This fine example of Art Deco architecture has been in use as a bank since 1928. The building sports large stone eagles on the exterior facing Main Street and its meticulously restored lobby with marble floors, large windows and intricate chandelier.

8.
Hotel American
55 North Main Street 

The first visitors signed the Hotel American guest book in 1893. The four-story structure is made of Pocono sandstone, quarried near Forest City. The building features intricate decorative carvings in the facade.  

9.
Carbondale Post Office
69 North Main Street  

The handsome Beaux Arts United State Post Office was built in 1911. It features an elaborate entranceway between Ionic columns and beneath a pair of carved eagles.

10.
Ben Mar Restaurant
89 North Main Street

The Ben Mar Restaurant is the last remaining building from the Delaware & Hudson Canal Company Gravity Railroad. To the rear of the white-washed restaurant resided the Gravity Shops. The first facility was built in 1832. In 1857, a 14,000-square foot building was constructed here at the base of the railroad’s Plane 1 to provide machine and blacksmith work on rolling stock and other equipment. the facility served the D & H until 1955. Attempts at restoration were unsuccessful and the building was demolished in 1988. 

11.
Carbondale YMCA
82 North Main Street 

In 1912, Catherine and Anna Alexander, daughters of a prominent Carbondale businessman, donated $10,000 for the establishment of the YMCA. Architect Boyd & Stewart, architects from Pittsburgh, won the commission and delivered this eight-bay Colonial Revival headquarters. Today the exterior of the building looks much as did when it was completed in 1914. 

TURN LEFT ON CHURCH STREET.

12.
Gravity Park
southeast corner of Garfield and Church streets 

This monument was placed in 1923 to mark the beginning of the Delaware & Hudson Canal Company Gravity Railroad in its centennial year. The park stands at the foot of the Gravity Railroad’s Plane 1.

TURN AND WALK BACK INTO TOWN ON CHURCH STREET.

13.
First Presbyterian Church
33 Lincoln Avenue on northwest corner of Church Street

The church was dedicated on April 1, 1889, built on the site of the town’s first foundry that was established in 1833 by Abiran Gurney and Alanson Reed.
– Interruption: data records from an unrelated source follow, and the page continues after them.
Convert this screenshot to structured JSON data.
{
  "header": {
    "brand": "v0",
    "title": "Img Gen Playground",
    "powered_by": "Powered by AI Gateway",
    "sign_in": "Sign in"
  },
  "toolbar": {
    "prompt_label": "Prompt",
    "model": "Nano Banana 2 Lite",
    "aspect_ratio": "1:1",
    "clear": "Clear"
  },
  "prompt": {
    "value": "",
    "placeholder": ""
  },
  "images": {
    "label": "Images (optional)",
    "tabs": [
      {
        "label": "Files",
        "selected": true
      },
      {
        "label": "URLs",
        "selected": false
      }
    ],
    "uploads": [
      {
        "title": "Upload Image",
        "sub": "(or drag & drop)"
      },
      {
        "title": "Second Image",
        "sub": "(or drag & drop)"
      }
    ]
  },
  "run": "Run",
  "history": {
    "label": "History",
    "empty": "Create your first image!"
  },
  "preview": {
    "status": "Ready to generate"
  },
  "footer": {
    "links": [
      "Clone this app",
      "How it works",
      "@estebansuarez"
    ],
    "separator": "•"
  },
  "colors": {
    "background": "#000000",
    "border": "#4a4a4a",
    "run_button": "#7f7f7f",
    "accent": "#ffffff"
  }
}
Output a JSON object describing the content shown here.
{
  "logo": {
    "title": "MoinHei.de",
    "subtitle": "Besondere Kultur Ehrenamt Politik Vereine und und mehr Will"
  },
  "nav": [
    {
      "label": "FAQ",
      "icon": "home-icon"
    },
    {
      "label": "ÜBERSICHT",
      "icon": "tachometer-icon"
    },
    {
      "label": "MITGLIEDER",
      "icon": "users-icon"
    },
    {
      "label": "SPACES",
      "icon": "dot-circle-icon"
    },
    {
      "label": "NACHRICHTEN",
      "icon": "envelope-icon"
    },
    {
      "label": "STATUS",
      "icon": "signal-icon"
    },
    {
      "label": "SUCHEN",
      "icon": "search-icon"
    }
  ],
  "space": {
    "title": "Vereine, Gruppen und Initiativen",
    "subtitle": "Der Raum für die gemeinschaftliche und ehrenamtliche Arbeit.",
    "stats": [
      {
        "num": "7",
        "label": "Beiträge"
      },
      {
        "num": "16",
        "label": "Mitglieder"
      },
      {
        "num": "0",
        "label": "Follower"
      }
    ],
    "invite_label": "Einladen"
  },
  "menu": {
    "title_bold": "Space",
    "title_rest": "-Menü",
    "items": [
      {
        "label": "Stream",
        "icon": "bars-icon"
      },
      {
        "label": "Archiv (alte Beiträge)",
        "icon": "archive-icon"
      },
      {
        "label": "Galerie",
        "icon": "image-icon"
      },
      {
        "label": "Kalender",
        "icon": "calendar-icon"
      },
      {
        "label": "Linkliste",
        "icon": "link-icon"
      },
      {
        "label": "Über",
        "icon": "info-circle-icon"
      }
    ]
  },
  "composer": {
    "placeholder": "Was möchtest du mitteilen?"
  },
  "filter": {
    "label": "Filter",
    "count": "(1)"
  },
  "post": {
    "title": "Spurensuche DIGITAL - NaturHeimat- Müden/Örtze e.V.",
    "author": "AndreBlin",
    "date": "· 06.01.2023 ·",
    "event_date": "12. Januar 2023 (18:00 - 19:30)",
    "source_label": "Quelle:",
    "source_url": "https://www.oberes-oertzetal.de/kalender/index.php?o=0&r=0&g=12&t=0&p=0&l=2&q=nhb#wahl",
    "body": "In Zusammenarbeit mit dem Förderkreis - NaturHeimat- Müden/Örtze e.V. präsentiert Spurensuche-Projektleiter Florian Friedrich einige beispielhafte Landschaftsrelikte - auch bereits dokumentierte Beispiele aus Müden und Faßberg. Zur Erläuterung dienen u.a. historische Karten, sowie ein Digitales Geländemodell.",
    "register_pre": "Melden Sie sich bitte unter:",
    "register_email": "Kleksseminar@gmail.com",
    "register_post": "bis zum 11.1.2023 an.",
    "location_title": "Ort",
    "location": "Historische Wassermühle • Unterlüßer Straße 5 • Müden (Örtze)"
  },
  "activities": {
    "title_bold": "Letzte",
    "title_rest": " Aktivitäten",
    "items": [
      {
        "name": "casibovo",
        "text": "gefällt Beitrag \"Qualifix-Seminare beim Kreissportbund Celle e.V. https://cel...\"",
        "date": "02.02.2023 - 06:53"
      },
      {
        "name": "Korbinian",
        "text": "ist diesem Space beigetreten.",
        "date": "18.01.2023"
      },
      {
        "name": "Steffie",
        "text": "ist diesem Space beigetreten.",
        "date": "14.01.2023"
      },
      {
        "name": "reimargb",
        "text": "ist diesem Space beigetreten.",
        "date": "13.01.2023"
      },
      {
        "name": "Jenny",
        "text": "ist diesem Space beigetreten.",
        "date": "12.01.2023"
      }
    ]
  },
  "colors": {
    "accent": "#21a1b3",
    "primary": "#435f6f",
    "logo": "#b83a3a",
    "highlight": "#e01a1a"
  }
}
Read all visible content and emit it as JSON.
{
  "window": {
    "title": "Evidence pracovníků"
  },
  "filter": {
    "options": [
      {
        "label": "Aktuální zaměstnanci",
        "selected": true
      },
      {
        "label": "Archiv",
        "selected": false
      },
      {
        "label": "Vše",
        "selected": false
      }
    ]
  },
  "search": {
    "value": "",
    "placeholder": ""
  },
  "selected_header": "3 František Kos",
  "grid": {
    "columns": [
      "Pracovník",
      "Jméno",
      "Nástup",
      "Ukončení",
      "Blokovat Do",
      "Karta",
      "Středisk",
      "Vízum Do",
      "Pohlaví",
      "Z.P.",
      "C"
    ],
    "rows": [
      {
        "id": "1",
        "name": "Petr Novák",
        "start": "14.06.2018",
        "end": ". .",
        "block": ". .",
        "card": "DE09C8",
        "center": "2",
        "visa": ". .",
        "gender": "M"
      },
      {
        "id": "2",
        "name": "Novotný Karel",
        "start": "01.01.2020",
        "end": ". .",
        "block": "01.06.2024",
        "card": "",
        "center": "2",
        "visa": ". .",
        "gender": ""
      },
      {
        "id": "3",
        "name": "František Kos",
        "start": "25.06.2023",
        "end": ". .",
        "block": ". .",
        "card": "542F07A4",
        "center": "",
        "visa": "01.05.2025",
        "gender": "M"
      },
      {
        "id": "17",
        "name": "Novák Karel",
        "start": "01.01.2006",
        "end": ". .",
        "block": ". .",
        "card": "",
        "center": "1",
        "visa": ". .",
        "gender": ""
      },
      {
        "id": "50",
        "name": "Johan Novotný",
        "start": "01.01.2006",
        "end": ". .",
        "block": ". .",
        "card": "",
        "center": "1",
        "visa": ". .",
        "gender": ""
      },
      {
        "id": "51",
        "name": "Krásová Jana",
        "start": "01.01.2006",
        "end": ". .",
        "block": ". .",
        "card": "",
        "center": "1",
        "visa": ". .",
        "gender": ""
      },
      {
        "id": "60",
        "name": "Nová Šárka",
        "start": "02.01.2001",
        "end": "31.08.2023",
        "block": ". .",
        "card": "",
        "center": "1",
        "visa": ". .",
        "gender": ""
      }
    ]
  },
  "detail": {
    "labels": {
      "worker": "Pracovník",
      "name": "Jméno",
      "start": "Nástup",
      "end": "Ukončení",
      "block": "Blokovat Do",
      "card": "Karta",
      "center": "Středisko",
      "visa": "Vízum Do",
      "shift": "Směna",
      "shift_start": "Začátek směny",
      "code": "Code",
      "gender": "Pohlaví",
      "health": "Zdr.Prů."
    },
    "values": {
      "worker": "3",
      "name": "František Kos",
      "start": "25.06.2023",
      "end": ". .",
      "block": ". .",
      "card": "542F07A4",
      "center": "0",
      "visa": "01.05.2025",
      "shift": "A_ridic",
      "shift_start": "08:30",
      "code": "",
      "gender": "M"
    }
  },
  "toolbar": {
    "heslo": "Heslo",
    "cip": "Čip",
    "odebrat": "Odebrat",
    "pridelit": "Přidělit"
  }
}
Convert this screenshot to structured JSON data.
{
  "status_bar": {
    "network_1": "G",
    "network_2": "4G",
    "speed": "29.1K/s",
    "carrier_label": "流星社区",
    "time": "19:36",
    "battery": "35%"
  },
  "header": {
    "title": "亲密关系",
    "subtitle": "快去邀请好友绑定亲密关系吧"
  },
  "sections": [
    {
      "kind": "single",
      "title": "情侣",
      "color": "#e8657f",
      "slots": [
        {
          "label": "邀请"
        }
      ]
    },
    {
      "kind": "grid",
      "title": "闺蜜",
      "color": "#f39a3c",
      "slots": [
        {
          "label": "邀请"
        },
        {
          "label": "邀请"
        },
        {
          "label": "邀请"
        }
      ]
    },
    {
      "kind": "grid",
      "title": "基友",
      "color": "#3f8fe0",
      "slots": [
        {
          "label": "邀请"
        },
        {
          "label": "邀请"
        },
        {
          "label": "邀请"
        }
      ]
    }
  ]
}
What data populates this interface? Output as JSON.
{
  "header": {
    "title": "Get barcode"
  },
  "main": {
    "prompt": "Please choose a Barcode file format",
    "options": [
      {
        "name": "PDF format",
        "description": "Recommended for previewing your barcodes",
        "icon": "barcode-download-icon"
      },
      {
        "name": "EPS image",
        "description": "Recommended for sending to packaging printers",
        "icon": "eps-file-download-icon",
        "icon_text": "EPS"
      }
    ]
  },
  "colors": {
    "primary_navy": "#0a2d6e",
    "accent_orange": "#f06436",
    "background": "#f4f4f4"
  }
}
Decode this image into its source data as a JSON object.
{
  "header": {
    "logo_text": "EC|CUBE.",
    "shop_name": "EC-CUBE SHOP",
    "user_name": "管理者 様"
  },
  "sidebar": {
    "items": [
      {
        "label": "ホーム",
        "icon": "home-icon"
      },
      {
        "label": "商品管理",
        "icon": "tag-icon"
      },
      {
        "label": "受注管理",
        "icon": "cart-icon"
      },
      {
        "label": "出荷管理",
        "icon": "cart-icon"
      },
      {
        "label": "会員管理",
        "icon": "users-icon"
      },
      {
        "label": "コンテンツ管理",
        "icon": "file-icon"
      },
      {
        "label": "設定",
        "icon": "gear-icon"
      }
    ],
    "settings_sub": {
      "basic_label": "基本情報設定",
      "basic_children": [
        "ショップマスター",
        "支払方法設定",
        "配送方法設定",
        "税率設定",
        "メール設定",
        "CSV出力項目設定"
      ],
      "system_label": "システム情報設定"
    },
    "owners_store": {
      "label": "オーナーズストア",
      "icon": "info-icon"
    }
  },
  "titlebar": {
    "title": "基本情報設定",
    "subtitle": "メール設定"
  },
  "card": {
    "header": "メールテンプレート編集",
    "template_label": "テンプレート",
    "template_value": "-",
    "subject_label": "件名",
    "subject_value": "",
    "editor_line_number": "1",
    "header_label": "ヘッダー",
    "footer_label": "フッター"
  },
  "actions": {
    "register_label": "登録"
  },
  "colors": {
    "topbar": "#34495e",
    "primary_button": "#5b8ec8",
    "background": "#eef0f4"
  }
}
The building was devastated by fire on August 21, 1968 and was rebuilt over a two-year period.

14.
First Presbyterian Church
76 Salem Avenue at southeast corner of Church Street 

Founded in 1829, this was the first organized church in Carbondale and the oldest Presbyterian congregation in Lackawanna County. Four church buildings have stood on this site; the first appeared in 1834. The current Gothic-inspired structure dates to June 3, 1951.

15.
First United Methodist Church
20 North Church Street

A single-story wood structure built in 1832 served as the first Methodist church on the site. In 1892 Edward Langley designed a new church that was soon destroyed by fire. The congregation rebuilt using the identical plans and incorporating bits and pieces salvaged from the rubble of the former building. The church was dedicated on March 8, 1903.

16.
Saint Rose of Lima Roman Catholic Church
6 North Church Street 

This is the third church to be built on this location. The first was constructed in 1832, the second a decade later. The present church, that serves one of the largest parishes in the Scranton diocese, was built in 1872. 

TURN RIGHT AND WALK INTO MEMORIAL PARK.

17.
Memorial Park
between 6th and Park avenues

In the 1880s, under the leadership of William H. Davies Post 187 of the G.A.R. Memorial Park was established on the former Carbondale militia parade ground and a monument and fountain were erected to honor the veterans of the Civil War. Over the years, monuments were added to honor the memory of veterans of the Spanish American War, World War I and II, the Korean War and Vietnam conflict, along with plaques recognizing Patrick De Lacey and Lieutenant Joseph R. Sarnoski, both recipients of the Congressional Medal of Honor.

CONTINUE WALKING STRAIGHT ON 6TH AVENUE BACK TO THE TOUR STARTING POINT.